▸ **Work task**: Every line of the material below in which "screenshot" shows up is to be located and copied.
★ ★ ★ ★ ★ ★ ★
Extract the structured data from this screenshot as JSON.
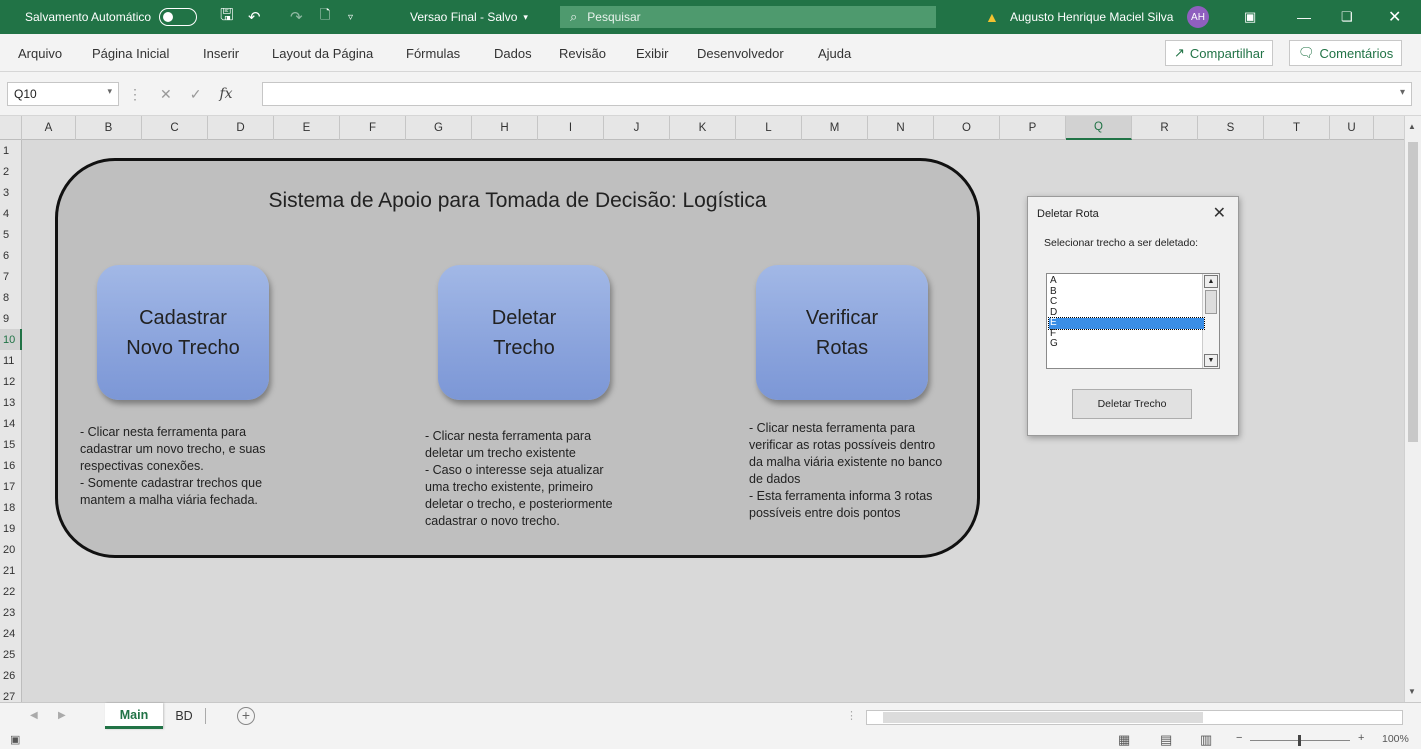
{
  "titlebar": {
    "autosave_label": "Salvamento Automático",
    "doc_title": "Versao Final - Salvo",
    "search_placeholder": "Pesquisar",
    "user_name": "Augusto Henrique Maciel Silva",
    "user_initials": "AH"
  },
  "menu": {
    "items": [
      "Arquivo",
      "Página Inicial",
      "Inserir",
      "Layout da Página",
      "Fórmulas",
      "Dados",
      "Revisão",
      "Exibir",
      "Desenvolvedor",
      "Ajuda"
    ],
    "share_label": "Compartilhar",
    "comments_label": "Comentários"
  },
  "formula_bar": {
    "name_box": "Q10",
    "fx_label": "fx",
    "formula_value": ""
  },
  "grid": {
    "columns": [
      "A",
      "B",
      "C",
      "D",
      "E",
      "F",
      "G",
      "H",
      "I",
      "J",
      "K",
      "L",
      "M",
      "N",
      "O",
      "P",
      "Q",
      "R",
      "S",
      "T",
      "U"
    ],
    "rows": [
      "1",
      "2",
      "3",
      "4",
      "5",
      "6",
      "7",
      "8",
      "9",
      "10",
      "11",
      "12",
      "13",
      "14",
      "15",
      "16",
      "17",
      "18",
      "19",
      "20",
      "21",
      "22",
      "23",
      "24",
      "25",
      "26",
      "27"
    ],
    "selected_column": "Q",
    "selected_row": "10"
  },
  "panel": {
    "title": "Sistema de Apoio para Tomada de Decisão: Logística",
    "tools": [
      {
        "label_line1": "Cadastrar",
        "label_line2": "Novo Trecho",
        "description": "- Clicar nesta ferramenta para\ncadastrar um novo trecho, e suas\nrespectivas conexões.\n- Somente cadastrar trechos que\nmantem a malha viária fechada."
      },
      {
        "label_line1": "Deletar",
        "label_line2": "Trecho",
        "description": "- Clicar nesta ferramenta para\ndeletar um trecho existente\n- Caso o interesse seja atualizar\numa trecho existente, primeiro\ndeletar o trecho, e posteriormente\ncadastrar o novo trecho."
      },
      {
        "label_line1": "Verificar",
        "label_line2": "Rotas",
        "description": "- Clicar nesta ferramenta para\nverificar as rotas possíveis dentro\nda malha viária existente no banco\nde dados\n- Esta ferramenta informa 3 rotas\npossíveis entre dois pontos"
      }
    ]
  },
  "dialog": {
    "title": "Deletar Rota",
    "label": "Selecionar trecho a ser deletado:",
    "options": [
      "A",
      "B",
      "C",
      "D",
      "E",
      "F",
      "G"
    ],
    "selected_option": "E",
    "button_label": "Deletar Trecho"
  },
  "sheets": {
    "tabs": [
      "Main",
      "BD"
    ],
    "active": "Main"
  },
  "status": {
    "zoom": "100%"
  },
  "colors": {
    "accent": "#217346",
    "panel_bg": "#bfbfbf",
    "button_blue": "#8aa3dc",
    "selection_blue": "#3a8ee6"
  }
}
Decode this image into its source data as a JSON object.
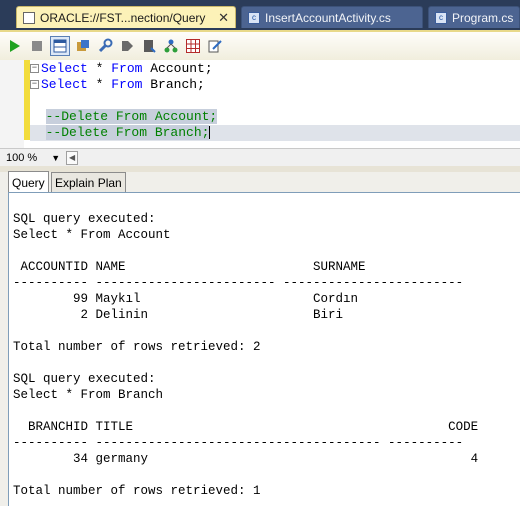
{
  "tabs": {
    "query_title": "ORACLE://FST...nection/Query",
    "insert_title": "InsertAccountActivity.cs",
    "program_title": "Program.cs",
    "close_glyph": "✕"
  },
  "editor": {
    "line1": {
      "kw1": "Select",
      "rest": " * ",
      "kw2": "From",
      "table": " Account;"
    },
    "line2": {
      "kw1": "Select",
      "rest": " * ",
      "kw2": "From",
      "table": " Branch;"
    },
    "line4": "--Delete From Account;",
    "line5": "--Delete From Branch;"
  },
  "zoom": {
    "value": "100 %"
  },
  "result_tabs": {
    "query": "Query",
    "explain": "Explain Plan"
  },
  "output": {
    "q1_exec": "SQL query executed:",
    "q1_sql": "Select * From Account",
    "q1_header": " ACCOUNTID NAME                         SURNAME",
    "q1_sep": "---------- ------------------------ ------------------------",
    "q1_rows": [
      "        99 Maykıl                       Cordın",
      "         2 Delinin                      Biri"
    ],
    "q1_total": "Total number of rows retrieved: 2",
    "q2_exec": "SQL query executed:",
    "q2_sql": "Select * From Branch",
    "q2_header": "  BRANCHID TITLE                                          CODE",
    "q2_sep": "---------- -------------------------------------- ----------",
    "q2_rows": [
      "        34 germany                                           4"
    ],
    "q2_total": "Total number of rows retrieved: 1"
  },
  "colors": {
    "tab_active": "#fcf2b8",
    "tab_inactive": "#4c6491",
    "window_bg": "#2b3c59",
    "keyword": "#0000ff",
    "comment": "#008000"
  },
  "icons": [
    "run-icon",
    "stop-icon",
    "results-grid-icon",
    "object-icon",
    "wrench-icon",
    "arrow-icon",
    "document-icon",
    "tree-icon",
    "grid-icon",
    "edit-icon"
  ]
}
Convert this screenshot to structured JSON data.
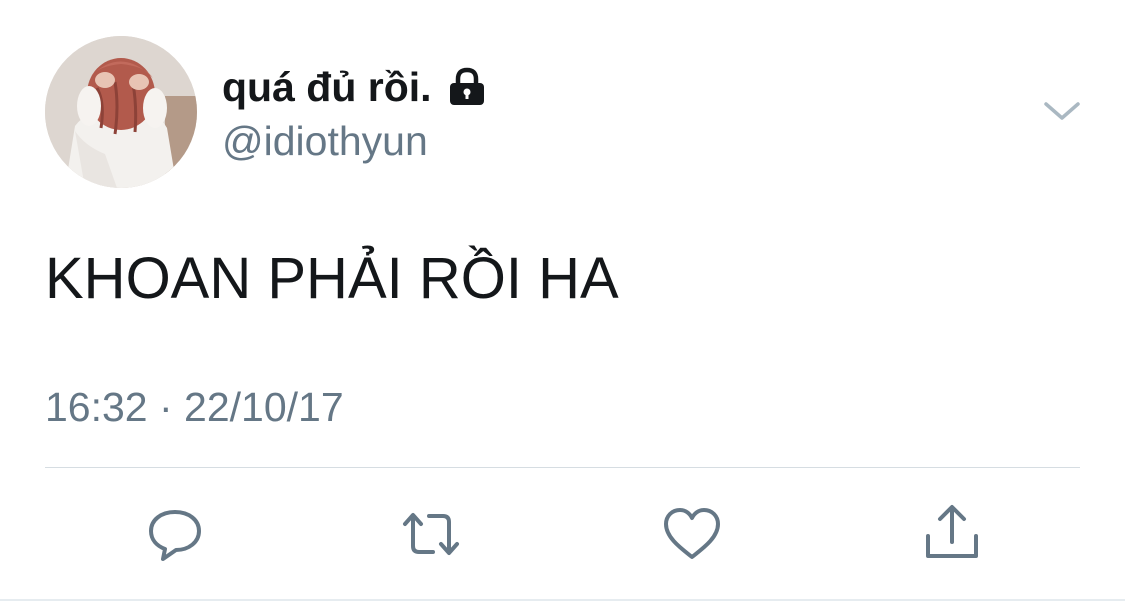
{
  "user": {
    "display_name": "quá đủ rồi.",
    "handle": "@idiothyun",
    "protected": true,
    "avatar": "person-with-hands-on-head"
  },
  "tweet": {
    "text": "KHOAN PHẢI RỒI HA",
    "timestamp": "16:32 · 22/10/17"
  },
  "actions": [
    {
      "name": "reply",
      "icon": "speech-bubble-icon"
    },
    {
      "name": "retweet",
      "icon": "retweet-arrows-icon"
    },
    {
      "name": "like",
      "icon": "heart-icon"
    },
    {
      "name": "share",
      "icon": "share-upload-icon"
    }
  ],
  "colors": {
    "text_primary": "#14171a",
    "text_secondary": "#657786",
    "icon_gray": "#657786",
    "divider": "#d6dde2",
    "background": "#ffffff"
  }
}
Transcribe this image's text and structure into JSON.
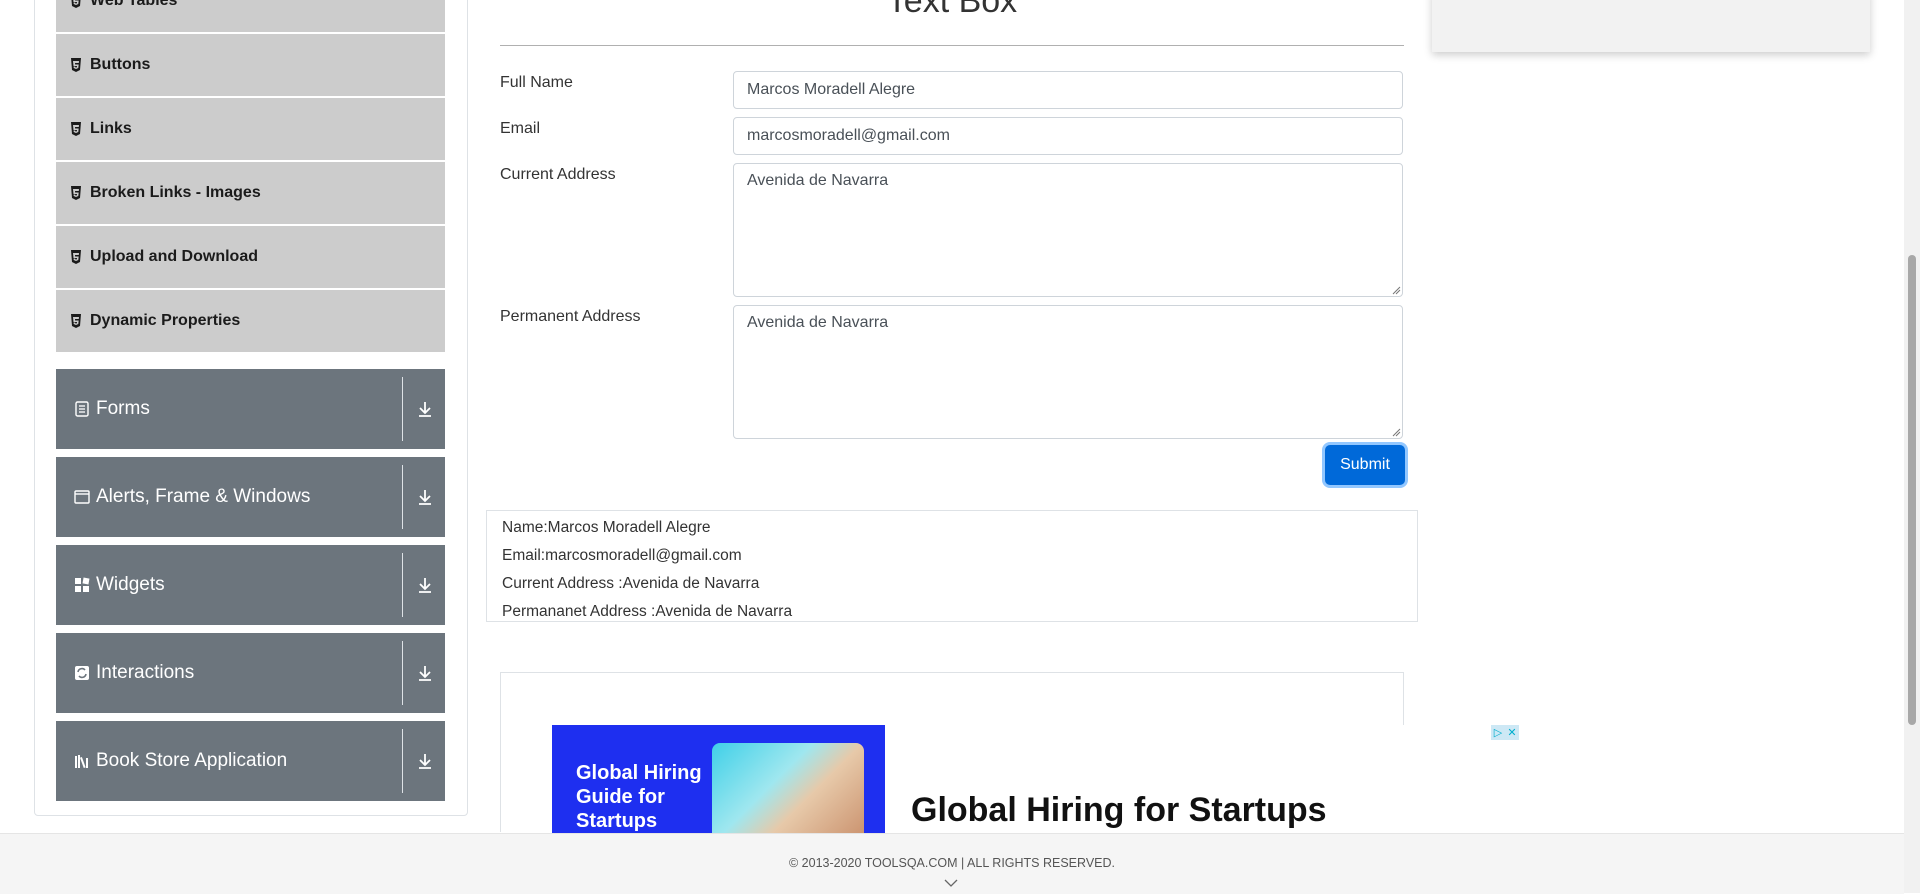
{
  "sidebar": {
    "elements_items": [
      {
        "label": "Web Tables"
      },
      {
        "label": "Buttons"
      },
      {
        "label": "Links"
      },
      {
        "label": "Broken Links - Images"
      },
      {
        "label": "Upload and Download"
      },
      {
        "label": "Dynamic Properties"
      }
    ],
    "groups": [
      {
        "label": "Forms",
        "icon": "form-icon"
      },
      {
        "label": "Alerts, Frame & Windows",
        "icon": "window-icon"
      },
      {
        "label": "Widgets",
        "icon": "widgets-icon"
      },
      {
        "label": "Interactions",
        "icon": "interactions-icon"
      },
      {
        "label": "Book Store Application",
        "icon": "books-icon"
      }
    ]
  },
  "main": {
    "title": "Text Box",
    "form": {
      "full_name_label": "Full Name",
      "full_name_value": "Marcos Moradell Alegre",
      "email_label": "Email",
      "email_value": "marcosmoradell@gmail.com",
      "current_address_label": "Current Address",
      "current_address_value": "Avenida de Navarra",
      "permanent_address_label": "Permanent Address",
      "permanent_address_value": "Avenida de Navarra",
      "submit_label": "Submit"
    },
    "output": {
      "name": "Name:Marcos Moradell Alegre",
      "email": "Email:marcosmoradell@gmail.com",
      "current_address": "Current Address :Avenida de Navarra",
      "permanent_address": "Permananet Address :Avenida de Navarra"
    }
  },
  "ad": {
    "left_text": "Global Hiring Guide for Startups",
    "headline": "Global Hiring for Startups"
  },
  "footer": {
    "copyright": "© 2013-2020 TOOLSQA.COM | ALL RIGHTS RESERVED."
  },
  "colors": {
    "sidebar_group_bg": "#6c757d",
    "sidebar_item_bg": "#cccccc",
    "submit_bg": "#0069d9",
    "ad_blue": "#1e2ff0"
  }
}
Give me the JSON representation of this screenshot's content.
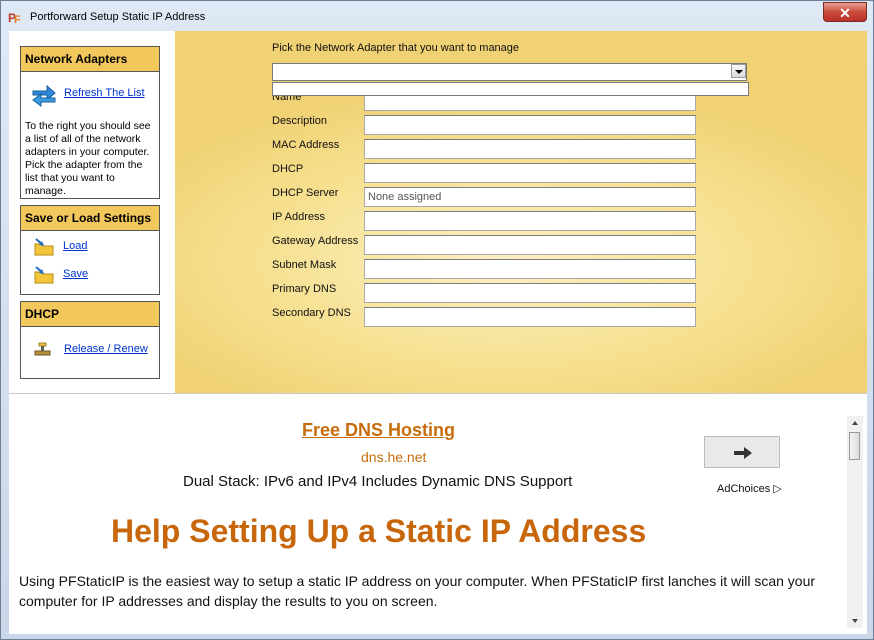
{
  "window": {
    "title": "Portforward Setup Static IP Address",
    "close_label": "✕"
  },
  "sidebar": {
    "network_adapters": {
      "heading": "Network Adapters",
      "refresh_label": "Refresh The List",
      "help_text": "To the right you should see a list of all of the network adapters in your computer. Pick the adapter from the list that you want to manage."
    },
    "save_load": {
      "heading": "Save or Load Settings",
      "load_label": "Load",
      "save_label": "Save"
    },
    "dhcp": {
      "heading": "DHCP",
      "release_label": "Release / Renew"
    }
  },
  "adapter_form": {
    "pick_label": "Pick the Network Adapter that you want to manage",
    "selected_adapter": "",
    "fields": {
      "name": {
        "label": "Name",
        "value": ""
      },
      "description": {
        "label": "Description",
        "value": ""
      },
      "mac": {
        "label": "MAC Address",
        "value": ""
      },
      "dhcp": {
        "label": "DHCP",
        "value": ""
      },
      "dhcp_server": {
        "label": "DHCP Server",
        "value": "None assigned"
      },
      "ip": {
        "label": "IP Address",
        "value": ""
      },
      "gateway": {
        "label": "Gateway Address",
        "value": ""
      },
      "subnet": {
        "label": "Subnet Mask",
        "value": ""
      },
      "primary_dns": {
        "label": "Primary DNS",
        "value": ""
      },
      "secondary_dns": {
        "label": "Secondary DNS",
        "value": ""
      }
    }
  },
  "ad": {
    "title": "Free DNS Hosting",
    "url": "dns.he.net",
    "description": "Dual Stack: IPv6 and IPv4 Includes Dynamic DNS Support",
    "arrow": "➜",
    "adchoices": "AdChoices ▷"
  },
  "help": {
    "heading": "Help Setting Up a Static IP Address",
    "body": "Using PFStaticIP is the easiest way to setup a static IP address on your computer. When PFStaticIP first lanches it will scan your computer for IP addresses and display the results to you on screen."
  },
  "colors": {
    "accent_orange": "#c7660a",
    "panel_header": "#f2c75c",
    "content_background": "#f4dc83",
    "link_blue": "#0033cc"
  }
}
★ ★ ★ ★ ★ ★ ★
▸ **Output for this exercise**:
Extract the structured data from this screenshot as JSON.
Convert this screenshot to structured JSON data.
Give me the JSON representation of this screenshot's content.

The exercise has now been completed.